I agree with Rachel. If I think of digital divide, I think of someone who would like to access ICT, but can't. I think that policies that are trying to bridge these kind of gaps should be pursued, especially if ICT access is perceived by have nots as needed.
But, going back to Trisha's question, I don't see any good reason why everybody MUST have a computer and Internet. People should be free not to use computers, if they don't find any use for them.
I see, though, several reasons why people SHOULD use them.
If I understood Eric right, the underwater cable gave new communication opportunities that soon became indispensable. I think ICT is doing the same because it is becoming more and more used and useful.
ICT is part of the world as it is now.
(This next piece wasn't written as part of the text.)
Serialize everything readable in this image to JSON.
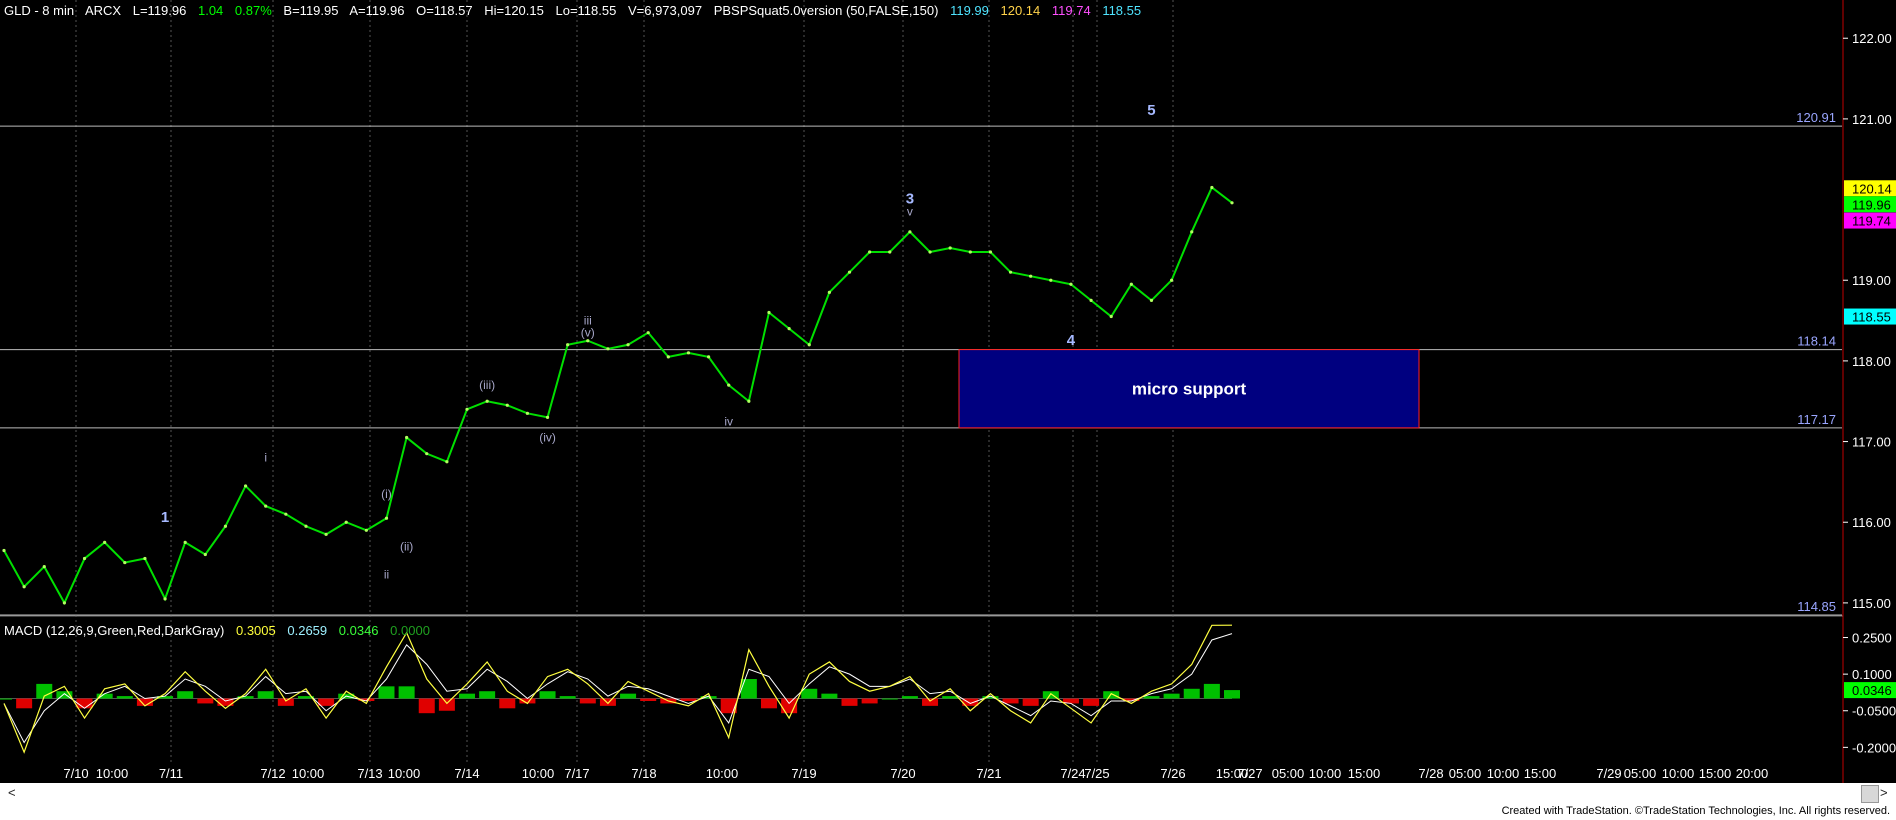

It is a widespread tool that we can use for several purposes and uses. And more and more people, organizations, and companies find that this set of tools is useful to do tasks (communication is one of them, maybe the biggest one). There are different uses and different tasks. There are different users and different non-users. As for that I think that ICT as a tool should be seen as a RELATIVE need, not as an ABSOLUTE need. You need it relatively to your life, to your needs (which could be multiples).
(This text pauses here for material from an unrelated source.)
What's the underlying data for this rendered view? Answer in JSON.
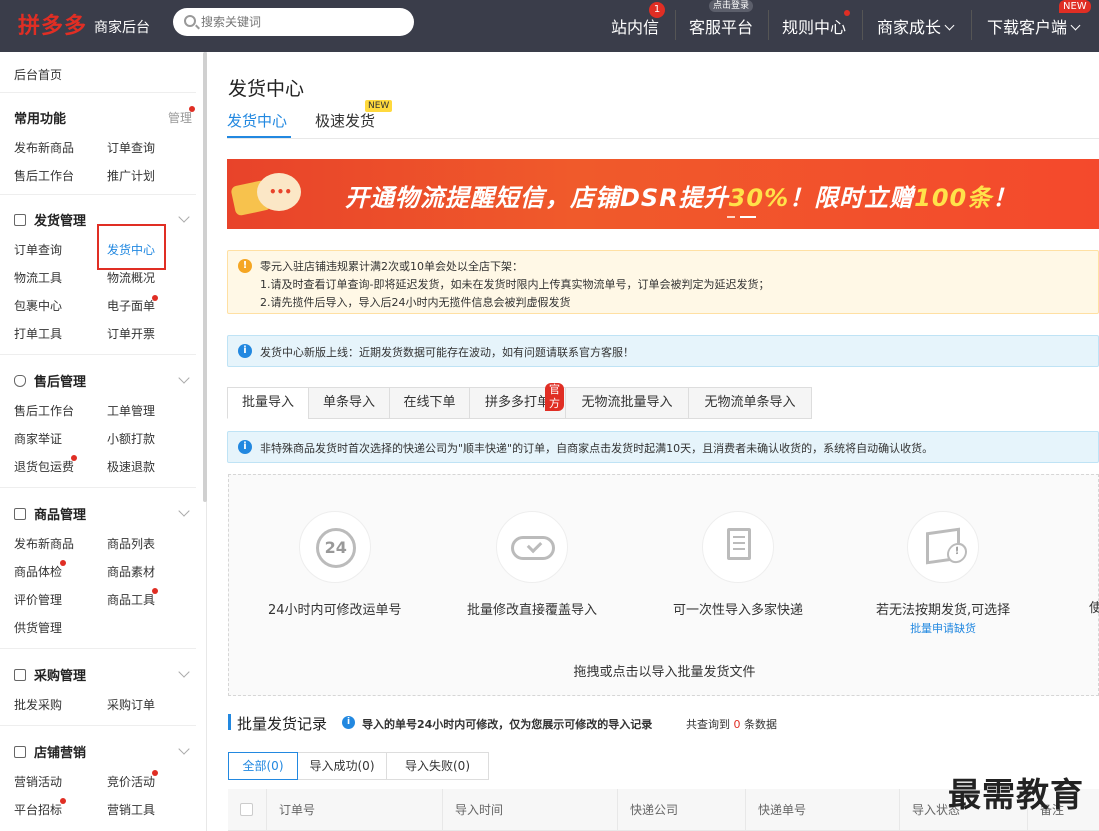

Thinking of ICT in this way (associated to this week readings) is convincing me more and more that there's no need to panic about a cataclysmic digital divide. Furthermore I think that ICT, Internet and computers are relatively new tools that are still growing. Let' skeep them tracked in many ways. Let's study them as a phenomenon. But let's also wait them to grow up naturally before feraking out. Let's see where their natural development will bring them as tools, then let's try to solve eventual problems.
Yes, I'm totally in the "digital opportunity" crew.